- _GIVEN RECORDS_:

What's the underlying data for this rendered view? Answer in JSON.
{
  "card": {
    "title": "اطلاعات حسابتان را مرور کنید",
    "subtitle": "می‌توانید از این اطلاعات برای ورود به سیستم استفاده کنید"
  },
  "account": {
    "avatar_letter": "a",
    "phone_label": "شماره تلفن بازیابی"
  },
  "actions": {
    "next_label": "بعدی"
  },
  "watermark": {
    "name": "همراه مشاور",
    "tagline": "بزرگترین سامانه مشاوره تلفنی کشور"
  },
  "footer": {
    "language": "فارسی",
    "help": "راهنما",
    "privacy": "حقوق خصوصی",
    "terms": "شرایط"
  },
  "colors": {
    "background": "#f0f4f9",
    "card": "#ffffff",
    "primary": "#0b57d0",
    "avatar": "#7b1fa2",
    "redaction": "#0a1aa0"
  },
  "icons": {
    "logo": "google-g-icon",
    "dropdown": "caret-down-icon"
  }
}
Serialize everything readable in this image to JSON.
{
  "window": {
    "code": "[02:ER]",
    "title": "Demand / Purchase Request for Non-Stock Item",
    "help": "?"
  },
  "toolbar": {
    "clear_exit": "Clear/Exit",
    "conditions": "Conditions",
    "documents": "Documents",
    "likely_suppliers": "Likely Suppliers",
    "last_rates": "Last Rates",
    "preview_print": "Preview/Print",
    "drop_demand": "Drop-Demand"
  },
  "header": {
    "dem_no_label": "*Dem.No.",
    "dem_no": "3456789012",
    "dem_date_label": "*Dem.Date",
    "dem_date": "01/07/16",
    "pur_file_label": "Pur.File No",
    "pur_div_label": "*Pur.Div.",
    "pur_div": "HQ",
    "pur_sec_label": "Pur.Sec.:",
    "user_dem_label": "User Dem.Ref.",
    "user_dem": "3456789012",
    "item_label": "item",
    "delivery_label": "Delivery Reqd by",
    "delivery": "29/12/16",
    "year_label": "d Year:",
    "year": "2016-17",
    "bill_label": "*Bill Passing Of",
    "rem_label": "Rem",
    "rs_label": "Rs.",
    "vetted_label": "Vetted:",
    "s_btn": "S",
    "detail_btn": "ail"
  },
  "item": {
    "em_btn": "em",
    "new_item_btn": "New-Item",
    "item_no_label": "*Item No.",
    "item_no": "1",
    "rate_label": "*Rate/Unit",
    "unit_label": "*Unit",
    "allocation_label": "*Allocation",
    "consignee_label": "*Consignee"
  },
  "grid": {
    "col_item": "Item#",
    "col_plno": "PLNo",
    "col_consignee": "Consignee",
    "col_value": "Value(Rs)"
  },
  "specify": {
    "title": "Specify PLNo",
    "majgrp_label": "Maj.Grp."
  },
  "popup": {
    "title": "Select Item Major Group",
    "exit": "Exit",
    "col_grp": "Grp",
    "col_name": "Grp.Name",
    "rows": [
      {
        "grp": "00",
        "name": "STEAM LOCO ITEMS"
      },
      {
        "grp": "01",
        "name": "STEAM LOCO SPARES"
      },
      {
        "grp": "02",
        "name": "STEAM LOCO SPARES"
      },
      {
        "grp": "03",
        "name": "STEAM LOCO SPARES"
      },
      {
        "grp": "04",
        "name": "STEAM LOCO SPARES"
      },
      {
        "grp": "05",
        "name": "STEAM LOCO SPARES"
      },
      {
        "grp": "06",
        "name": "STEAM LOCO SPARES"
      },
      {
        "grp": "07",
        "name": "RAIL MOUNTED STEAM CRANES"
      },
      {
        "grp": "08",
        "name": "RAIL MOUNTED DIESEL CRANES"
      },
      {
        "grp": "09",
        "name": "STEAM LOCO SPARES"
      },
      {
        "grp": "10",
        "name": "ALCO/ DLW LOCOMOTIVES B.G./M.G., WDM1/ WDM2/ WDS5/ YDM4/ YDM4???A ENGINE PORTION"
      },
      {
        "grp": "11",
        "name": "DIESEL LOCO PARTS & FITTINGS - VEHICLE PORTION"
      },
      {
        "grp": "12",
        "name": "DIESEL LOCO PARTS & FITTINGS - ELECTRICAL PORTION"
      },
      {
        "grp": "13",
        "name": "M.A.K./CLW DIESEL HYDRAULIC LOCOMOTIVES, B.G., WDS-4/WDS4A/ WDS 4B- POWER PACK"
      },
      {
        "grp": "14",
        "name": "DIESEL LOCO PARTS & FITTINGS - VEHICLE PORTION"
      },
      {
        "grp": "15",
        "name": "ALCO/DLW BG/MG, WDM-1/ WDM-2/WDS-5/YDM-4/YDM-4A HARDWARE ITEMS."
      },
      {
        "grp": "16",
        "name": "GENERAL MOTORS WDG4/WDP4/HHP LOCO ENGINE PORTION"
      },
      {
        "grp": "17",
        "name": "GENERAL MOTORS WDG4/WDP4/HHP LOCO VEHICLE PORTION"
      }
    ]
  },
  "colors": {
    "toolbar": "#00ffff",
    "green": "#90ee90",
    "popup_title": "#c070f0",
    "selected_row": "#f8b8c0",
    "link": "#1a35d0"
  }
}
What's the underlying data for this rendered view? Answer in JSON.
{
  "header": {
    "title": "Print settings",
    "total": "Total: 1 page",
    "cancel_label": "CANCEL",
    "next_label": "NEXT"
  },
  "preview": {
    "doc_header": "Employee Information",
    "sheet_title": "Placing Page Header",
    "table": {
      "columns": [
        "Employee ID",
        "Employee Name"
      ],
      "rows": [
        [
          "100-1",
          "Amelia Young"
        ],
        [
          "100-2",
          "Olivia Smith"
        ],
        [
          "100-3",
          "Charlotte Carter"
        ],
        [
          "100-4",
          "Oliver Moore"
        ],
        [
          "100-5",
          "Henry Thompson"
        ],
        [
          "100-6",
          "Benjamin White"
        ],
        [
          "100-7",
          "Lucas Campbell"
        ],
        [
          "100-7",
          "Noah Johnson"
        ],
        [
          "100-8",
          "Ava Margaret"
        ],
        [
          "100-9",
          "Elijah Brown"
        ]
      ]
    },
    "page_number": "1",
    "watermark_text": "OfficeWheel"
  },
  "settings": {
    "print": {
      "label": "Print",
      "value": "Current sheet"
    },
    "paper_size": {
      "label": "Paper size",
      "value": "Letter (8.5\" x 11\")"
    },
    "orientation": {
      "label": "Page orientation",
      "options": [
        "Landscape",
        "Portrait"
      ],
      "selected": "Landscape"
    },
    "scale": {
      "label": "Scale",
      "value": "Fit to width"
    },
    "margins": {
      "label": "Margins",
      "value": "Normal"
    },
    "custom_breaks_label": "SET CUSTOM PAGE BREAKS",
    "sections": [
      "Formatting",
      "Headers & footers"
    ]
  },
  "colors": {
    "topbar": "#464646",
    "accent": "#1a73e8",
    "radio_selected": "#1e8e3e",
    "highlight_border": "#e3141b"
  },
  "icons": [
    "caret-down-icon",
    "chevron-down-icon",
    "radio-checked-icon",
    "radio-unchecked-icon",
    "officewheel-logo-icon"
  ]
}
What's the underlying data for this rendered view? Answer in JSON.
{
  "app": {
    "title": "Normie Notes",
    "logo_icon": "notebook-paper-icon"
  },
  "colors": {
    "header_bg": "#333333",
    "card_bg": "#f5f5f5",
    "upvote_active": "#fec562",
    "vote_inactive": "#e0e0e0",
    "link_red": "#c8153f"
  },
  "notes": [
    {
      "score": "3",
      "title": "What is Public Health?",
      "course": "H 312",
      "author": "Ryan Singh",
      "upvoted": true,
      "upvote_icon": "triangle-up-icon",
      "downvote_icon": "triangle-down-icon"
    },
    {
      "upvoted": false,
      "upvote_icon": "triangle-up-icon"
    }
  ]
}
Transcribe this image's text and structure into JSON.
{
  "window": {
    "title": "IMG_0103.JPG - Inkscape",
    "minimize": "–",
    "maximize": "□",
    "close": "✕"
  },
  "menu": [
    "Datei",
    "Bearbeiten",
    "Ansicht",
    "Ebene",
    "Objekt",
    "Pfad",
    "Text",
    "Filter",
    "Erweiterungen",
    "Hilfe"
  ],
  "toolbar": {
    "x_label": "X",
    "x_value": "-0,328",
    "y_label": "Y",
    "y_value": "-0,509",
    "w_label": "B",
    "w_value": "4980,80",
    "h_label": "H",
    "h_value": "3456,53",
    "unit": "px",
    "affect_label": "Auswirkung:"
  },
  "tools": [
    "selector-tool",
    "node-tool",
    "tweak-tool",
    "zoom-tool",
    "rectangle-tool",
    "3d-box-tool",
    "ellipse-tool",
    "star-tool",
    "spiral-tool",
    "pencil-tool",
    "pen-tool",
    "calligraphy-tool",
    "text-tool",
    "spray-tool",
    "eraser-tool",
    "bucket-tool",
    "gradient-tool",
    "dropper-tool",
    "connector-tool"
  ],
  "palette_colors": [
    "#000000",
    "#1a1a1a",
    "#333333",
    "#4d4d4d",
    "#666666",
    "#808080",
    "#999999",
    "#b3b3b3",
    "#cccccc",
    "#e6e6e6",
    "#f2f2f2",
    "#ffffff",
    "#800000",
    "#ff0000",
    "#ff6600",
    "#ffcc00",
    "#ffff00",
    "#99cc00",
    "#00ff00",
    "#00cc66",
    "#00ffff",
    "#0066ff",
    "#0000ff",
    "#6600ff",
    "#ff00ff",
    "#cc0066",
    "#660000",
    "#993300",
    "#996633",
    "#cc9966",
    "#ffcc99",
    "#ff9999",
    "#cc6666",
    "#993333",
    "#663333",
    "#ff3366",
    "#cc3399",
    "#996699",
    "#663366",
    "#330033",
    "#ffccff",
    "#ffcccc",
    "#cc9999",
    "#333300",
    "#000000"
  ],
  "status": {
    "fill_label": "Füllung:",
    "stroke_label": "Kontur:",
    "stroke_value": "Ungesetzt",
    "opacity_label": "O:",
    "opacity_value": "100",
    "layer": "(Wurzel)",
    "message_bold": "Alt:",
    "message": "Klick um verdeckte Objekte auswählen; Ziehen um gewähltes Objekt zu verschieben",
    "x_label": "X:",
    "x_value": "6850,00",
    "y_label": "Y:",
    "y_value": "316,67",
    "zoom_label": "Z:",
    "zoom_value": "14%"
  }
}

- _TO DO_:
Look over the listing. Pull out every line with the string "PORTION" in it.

- _SOLUTION TO THE PROBLEM_:
        "name": "ALCO/ DLW LOCOMOTIVES B.G./M.G., WDM1/ WDM2/ WDS5/ YDM4/ YDM4???A ENGINE PORTION"
        "name": "DIESEL LOCO PARTS & FITTINGS - VEHICLE PORTION"
        "name": "DIESEL LOCO PARTS & FITTINGS - ELECTRICAL PORTION"
        "name": "DIESEL LOCO PARTS & FITTINGS - VEHICLE PORTION"
        "name": "GENERAL MOTORS WDG4/WDP4/HHP LOCO ENGINE PORTION"
        "name": "GENERAL MOTORS WDG4/WDP4/HHP LOCO VEHICLE PORTION"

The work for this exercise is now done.